> PROBLEM STATEMENT
Tally every line below where "merchant" appears, then report the total alone.

───── DATA FOR PROCESSING

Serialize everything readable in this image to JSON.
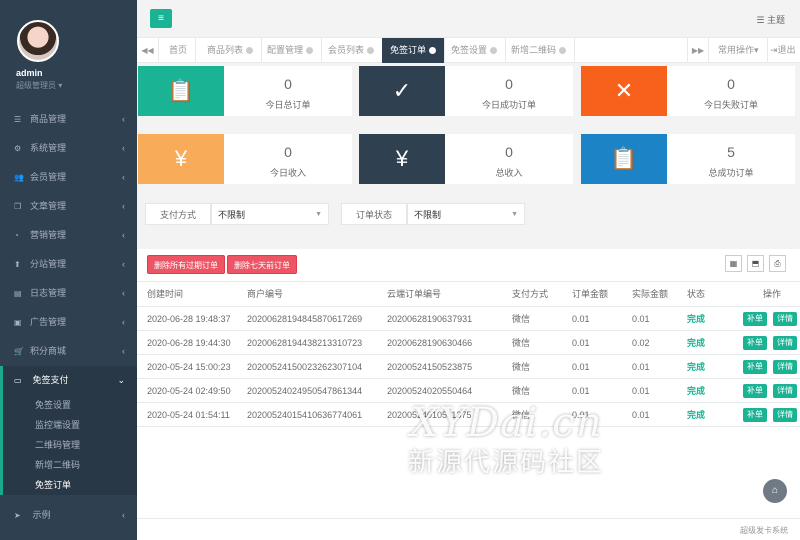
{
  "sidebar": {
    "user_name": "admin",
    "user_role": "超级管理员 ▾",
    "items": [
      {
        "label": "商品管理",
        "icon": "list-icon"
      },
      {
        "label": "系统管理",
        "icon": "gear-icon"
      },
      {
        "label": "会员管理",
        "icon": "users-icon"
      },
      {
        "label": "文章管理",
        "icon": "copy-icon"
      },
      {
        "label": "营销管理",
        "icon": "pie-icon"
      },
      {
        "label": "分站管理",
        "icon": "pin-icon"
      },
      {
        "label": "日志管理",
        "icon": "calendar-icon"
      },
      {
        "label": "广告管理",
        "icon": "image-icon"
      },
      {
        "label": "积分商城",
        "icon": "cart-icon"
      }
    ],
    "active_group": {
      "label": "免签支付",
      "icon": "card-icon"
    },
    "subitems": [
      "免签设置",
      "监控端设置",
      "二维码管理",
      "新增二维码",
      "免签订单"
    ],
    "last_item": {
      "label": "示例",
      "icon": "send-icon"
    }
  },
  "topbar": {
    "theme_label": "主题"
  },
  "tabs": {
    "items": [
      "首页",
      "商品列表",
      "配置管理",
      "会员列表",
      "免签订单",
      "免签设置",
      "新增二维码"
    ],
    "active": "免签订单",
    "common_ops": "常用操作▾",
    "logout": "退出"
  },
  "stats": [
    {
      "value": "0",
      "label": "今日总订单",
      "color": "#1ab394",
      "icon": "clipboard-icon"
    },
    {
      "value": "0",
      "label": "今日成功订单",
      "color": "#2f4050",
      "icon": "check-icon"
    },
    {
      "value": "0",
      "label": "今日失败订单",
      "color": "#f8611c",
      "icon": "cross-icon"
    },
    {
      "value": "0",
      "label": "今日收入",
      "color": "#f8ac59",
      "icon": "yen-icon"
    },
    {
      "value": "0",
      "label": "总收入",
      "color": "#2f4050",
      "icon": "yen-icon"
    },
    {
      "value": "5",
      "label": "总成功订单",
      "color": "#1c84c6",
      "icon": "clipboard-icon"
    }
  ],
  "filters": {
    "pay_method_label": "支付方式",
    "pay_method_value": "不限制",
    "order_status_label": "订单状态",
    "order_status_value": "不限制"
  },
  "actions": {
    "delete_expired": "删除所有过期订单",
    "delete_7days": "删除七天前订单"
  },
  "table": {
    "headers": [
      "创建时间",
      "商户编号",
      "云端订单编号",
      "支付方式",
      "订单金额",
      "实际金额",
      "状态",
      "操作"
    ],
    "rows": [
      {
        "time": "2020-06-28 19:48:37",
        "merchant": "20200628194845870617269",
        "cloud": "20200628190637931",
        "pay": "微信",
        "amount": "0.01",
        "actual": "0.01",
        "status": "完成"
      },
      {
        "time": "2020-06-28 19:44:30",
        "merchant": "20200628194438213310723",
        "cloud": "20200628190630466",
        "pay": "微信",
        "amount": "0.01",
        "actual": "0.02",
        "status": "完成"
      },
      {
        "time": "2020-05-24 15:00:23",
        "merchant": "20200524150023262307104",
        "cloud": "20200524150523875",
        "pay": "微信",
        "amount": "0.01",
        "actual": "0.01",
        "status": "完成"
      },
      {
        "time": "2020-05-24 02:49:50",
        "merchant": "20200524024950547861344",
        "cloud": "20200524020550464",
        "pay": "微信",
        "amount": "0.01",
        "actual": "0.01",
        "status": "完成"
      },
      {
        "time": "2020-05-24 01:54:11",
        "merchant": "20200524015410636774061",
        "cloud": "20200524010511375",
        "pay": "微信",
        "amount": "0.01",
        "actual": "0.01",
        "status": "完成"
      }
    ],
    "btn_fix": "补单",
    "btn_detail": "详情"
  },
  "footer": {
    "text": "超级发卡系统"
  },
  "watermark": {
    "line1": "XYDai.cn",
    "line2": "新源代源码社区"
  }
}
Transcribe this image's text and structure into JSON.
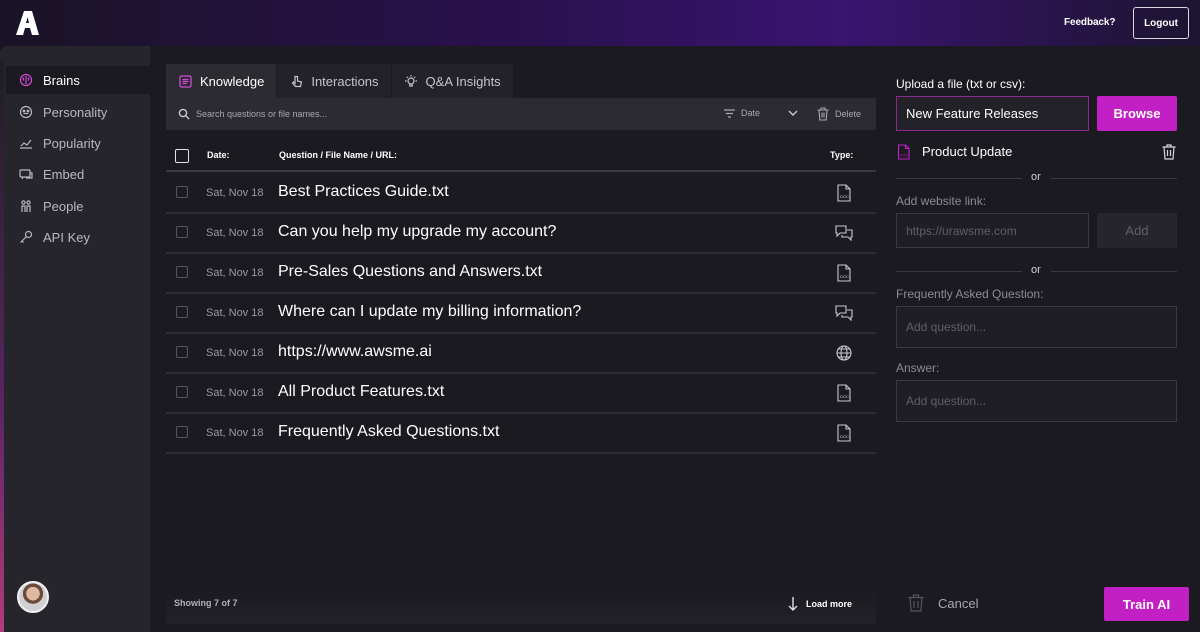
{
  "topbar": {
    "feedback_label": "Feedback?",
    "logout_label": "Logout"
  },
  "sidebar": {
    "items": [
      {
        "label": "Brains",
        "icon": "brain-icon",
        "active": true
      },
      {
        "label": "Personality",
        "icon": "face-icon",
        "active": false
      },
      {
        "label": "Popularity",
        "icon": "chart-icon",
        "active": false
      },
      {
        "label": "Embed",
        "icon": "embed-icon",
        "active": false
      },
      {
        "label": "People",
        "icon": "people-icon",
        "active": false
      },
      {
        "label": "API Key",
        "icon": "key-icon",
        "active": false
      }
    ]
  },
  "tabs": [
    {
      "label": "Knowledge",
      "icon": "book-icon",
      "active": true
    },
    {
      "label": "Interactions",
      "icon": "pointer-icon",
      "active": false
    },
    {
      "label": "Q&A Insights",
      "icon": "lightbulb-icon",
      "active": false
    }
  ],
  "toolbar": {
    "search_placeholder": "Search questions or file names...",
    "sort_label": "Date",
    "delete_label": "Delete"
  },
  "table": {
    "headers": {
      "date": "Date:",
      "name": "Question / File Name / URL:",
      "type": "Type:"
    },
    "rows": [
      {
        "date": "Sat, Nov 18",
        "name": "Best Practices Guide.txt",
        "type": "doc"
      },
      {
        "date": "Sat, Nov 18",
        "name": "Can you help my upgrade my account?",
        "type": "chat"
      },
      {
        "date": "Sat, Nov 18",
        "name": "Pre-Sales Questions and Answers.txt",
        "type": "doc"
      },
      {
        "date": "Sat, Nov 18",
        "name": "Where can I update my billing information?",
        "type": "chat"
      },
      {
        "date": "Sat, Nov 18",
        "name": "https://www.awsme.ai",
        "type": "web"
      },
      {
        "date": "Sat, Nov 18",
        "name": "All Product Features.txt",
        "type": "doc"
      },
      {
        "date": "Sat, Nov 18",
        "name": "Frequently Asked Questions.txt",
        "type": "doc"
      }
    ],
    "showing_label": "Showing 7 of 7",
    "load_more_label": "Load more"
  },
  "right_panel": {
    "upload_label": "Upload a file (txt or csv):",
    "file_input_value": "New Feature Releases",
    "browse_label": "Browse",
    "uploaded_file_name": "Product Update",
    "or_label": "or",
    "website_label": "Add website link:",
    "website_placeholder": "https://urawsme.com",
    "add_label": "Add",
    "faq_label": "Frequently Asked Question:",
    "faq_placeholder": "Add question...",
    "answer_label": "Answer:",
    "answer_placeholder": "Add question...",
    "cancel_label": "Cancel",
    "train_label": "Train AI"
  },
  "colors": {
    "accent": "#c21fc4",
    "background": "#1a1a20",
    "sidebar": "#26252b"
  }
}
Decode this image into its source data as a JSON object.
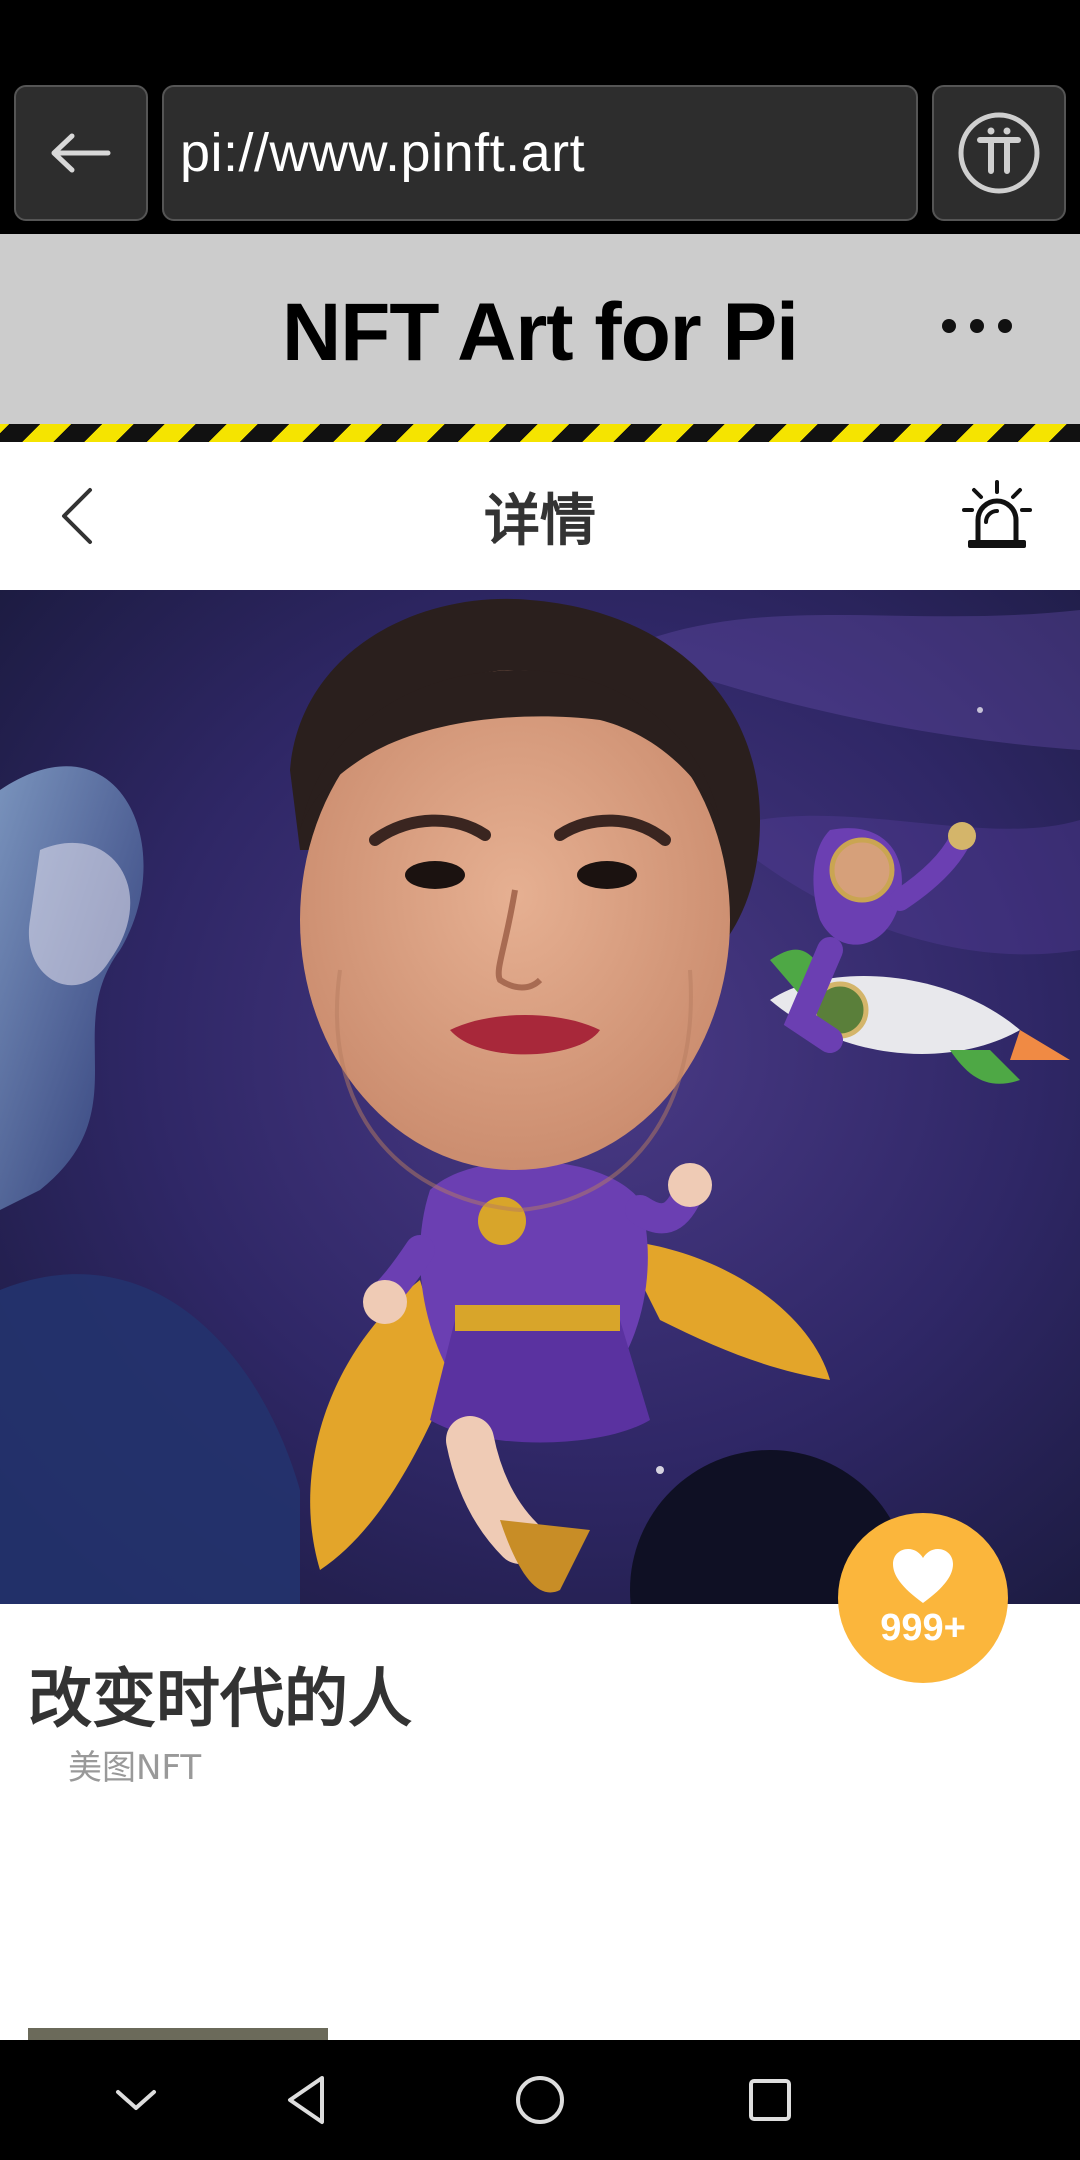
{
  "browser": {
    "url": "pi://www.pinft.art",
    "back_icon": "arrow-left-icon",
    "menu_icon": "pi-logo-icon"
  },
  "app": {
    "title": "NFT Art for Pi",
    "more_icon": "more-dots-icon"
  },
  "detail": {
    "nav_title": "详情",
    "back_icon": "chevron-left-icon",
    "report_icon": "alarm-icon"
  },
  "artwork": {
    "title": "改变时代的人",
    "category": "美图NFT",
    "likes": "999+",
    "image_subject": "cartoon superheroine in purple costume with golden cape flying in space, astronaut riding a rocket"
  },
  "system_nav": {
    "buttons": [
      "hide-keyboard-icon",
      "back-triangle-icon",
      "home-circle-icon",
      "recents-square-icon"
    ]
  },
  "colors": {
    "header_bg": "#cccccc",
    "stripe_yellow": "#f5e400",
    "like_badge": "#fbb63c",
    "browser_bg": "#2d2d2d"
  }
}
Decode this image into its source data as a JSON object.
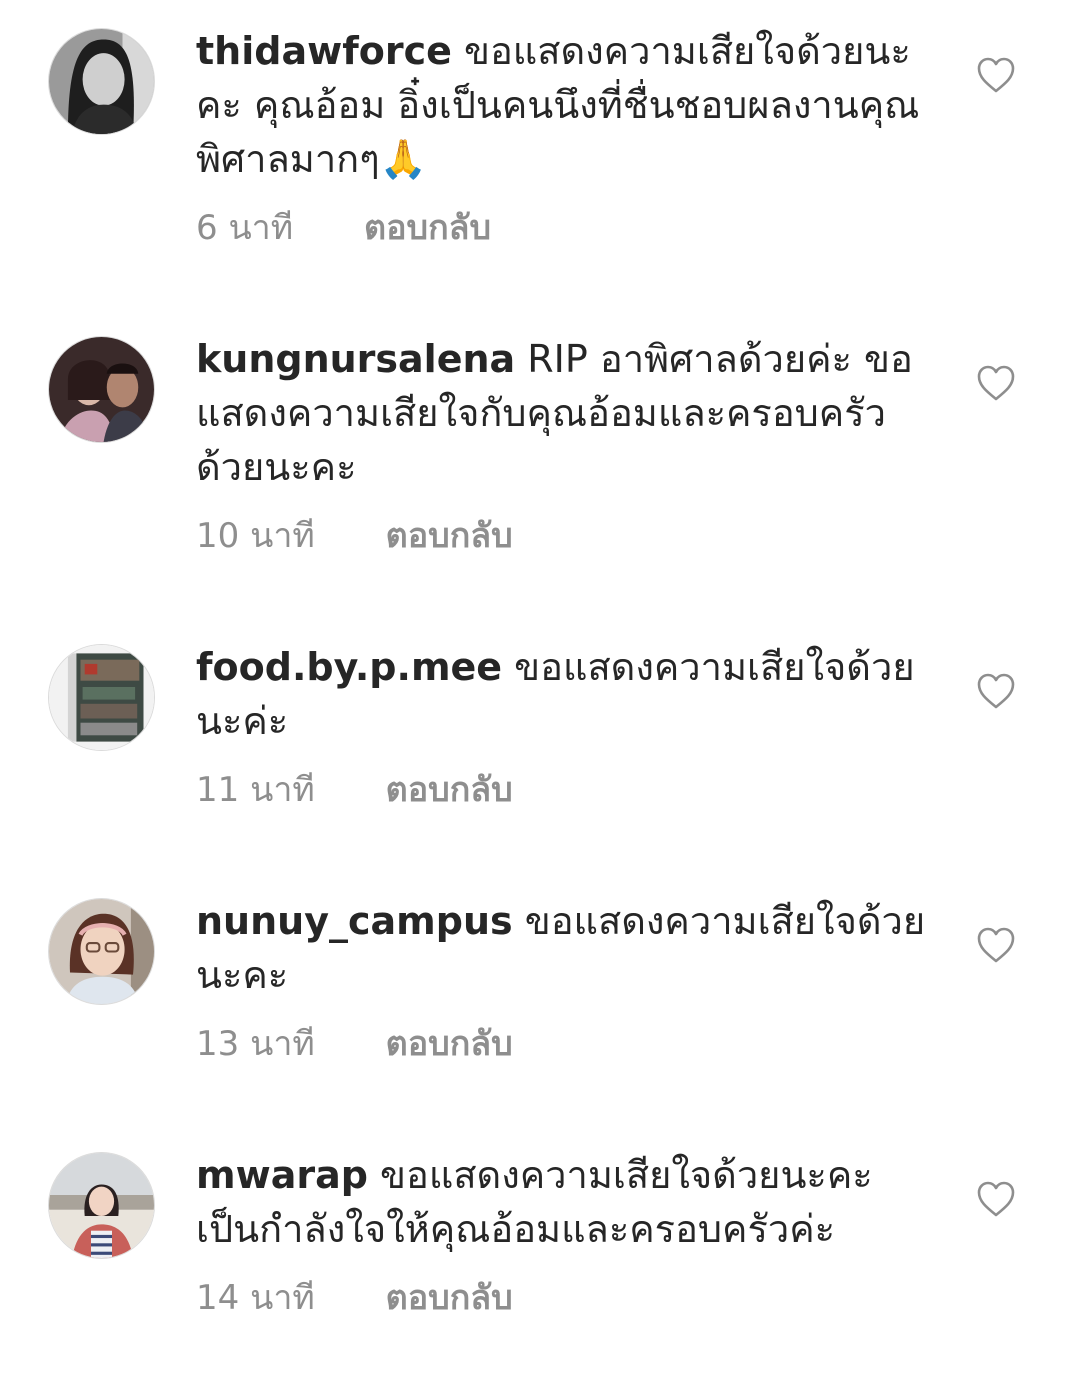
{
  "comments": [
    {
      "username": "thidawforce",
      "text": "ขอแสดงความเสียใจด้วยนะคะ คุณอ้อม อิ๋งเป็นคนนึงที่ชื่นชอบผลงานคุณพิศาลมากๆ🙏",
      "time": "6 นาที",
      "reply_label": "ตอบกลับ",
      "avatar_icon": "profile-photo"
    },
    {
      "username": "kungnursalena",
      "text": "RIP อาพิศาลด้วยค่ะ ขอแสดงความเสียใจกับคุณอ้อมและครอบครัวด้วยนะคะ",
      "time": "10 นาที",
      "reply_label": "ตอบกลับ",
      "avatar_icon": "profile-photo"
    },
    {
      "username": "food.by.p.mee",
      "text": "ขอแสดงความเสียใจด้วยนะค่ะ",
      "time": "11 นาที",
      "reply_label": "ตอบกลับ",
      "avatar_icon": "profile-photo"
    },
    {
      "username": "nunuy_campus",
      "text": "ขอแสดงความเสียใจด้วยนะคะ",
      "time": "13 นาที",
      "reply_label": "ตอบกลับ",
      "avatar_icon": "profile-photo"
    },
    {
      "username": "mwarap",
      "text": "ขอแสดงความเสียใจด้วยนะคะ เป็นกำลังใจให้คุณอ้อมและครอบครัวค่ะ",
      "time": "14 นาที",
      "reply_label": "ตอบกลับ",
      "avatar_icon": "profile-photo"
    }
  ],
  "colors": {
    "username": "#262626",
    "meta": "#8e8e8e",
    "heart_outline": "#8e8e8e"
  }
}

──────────

> ANSWER TO THE PROBLEM
5